_RECORDS TO PROCESS_:
_____
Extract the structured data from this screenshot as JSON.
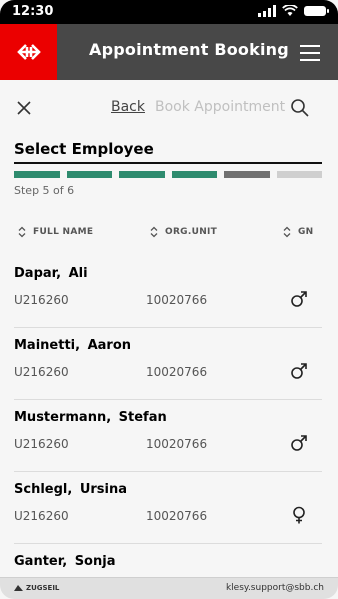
{
  "status": {
    "time": "12:30"
  },
  "appbar": {
    "title": "Appointment Booking"
  },
  "toolbar": {
    "back_label": "Back",
    "current_label": "Book Appointment"
  },
  "section": {
    "title": "Select Employee",
    "step_text": "Step 5 of 6"
  },
  "progress": {
    "steps": [
      "#2e8b6e",
      "#2e8b6e",
      "#2e8b6e",
      "#2e8b6e",
      "#707070",
      "#cfcfcf"
    ]
  },
  "table": {
    "headers": {
      "name": "FULL NAME",
      "org": "ORG.UNIT",
      "gender": "GN"
    },
    "rows": [
      {
        "name": "Dapar,  Ali",
        "id": "U216260",
        "org": "10020766",
        "gender": "male-icon"
      },
      {
        "name": "Mainetti,  Aaron",
        "id": "U216260",
        "org": "10020766",
        "gender": "male-icon"
      },
      {
        "name": "Mustermann,  Stefan",
        "id": "U216260",
        "org": "10020766",
        "gender": "male-icon"
      },
      {
        "name": "Schlegl,  Ursina",
        "id": "U216260",
        "org": "10020766",
        "gender": "female-icon"
      },
      {
        "name": "Ganter,  Sonja"
      }
    ]
  },
  "footer": {
    "brand": "ZUGSEIL",
    "email": "klesy.support@sbb.ch"
  },
  "colors": {
    "brand_red": "#eb0000",
    "appbar": "#484848",
    "accent_green": "#2e8b6e"
  }
}
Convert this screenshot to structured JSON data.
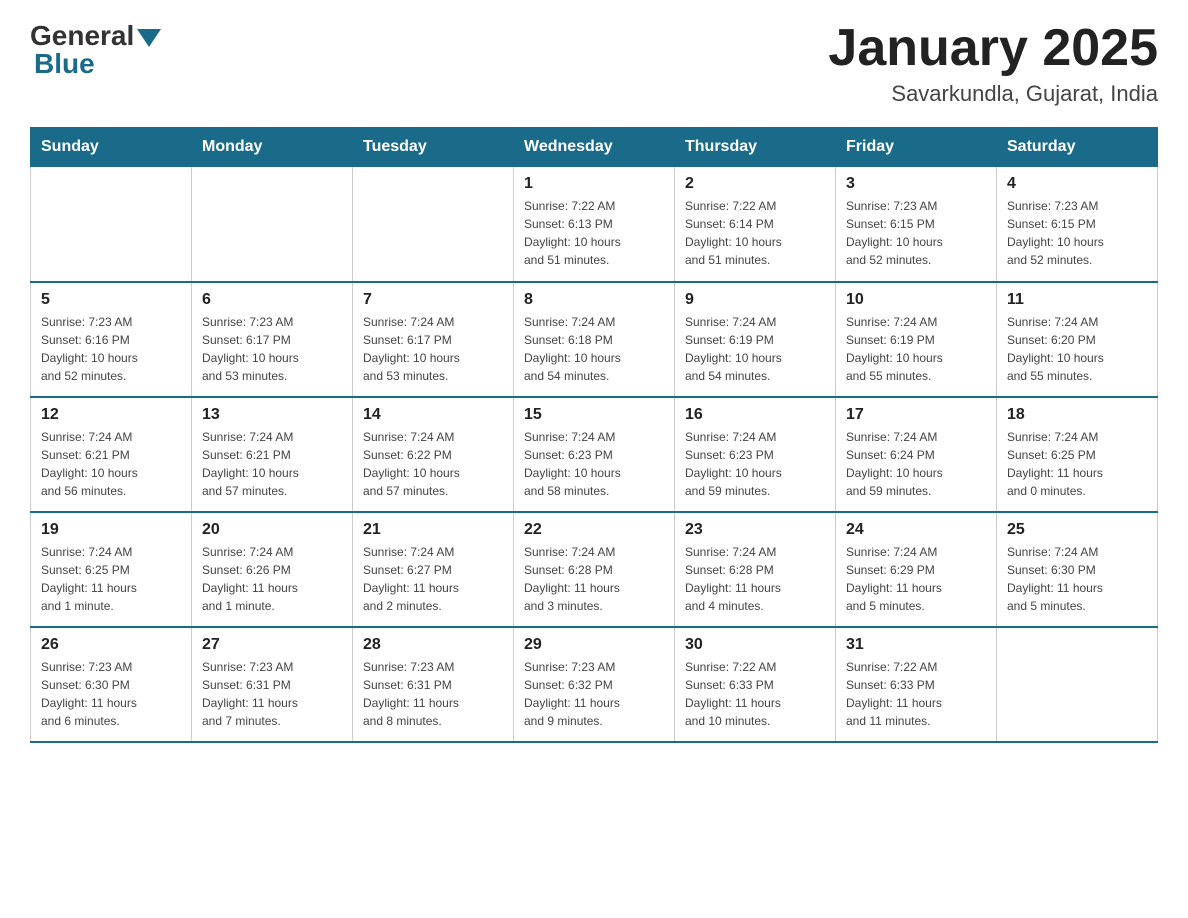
{
  "header": {
    "logo_general": "General",
    "logo_blue": "Blue",
    "title": "January 2025",
    "subtitle": "Savarkundla, Gujarat, India"
  },
  "days_of_week": [
    "Sunday",
    "Monday",
    "Tuesday",
    "Wednesday",
    "Thursday",
    "Friday",
    "Saturday"
  ],
  "weeks": [
    [
      {
        "day": "",
        "info": ""
      },
      {
        "day": "",
        "info": ""
      },
      {
        "day": "",
        "info": ""
      },
      {
        "day": "1",
        "info": "Sunrise: 7:22 AM\nSunset: 6:13 PM\nDaylight: 10 hours\nand 51 minutes."
      },
      {
        "day": "2",
        "info": "Sunrise: 7:22 AM\nSunset: 6:14 PM\nDaylight: 10 hours\nand 51 minutes."
      },
      {
        "day": "3",
        "info": "Sunrise: 7:23 AM\nSunset: 6:15 PM\nDaylight: 10 hours\nand 52 minutes."
      },
      {
        "day": "4",
        "info": "Sunrise: 7:23 AM\nSunset: 6:15 PM\nDaylight: 10 hours\nand 52 minutes."
      }
    ],
    [
      {
        "day": "5",
        "info": "Sunrise: 7:23 AM\nSunset: 6:16 PM\nDaylight: 10 hours\nand 52 minutes."
      },
      {
        "day": "6",
        "info": "Sunrise: 7:23 AM\nSunset: 6:17 PM\nDaylight: 10 hours\nand 53 minutes."
      },
      {
        "day": "7",
        "info": "Sunrise: 7:24 AM\nSunset: 6:17 PM\nDaylight: 10 hours\nand 53 minutes."
      },
      {
        "day": "8",
        "info": "Sunrise: 7:24 AM\nSunset: 6:18 PM\nDaylight: 10 hours\nand 54 minutes."
      },
      {
        "day": "9",
        "info": "Sunrise: 7:24 AM\nSunset: 6:19 PM\nDaylight: 10 hours\nand 54 minutes."
      },
      {
        "day": "10",
        "info": "Sunrise: 7:24 AM\nSunset: 6:19 PM\nDaylight: 10 hours\nand 55 minutes."
      },
      {
        "day": "11",
        "info": "Sunrise: 7:24 AM\nSunset: 6:20 PM\nDaylight: 10 hours\nand 55 minutes."
      }
    ],
    [
      {
        "day": "12",
        "info": "Sunrise: 7:24 AM\nSunset: 6:21 PM\nDaylight: 10 hours\nand 56 minutes."
      },
      {
        "day": "13",
        "info": "Sunrise: 7:24 AM\nSunset: 6:21 PM\nDaylight: 10 hours\nand 57 minutes."
      },
      {
        "day": "14",
        "info": "Sunrise: 7:24 AM\nSunset: 6:22 PM\nDaylight: 10 hours\nand 57 minutes."
      },
      {
        "day": "15",
        "info": "Sunrise: 7:24 AM\nSunset: 6:23 PM\nDaylight: 10 hours\nand 58 minutes."
      },
      {
        "day": "16",
        "info": "Sunrise: 7:24 AM\nSunset: 6:23 PM\nDaylight: 10 hours\nand 59 minutes."
      },
      {
        "day": "17",
        "info": "Sunrise: 7:24 AM\nSunset: 6:24 PM\nDaylight: 10 hours\nand 59 minutes."
      },
      {
        "day": "18",
        "info": "Sunrise: 7:24 AM\nSunset: 6:25 PM\nDaylight: 11 hours\nand 0 minutes."
      }
    ],
    [
      {
        "day": "19",
        "info": "Sunrise: 7:24 AM\nSunset: 6:25 PM\nDaylight: 11 hours\nand 1 minute."
      },
      {
        "day": "20",
        "info": "Sunrise: 7:24 AM\nSunset: 6:26 PM\nDaylight: 11 hours\nand 1 minute."
      },
      {
        "day": "21",
        "info": "Sunrise: 7:24 AM\nSunset: 6:27 PM\nDaylight: 11 hours\nand 2 minutes."
      },
      {
        "day": "22",
        "info": "Sunrise: 7:24 AM\nSunset: 6:28 PM\nDaylight: 11 hours\nand 3 minutes."
      },
      {
        "day": "23",
        "info": "Sunrise: 7:24 AM\nSunset: 6:28 PM\nDaylight: 11 hours\nand 4 minutes."
      },
      {
        "day": "24",
        "info": "Sunrise: 7:24 AM\nSunset: 6:29 PM\nDaylight: 11 hours\nand 5 minutes."
      },
      {
        "day": "25",
        "info": "Sunrise: 7:24 AM\nSunset: 6:30 PM\nDaylight: 11 hours\nand 5 minutes."
      }
    ],
    [
      {
        "day": "26",
        "info": "Sunrise: 7:23 AM\nSunset: 6:30 PM\nDaylight: 11 hours\nand 6 minutes."
      },
      {
        "day": "27",
        "info": "Sunrise: 7:23 AM\nSunset: 6:31 PM\nDaylight: 11 hours\nand 7 minutes."
      },
      {
        "day": "28",
        "info": "Sunrise: 7:23 AM\nSunset: 6:31 PM\nDaylight: 11 hours\nand 8 minutes."
      },
      {
        "day": "29",
        "info": "Sunrise: 7:23 AM\nSunset: 6:32 PM\nDaylight: 11 hours\nand 9 minutes."
      },
      {
        "day": "30",
        "info": "Sunrise: 7:22 AM\nSunset: 6:33 PM\nDaylight: 11 hours\nand 10 minutes."
      },
      {
        "day": "31",
        "info": "Sunrise: 7:22 AM\nSunset: 6:33 PM\nDaylight: 11 hours\nand 11 minutes."
      },
      {
        "day": "",
        "info": ""
      }
    ]
  ]
}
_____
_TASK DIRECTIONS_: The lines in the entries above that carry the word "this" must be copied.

_RESPONSE TO THE EXERCISE_:
Extract the structured data from this screenshot as JSON.
Convert this screenshot to structured JSON data.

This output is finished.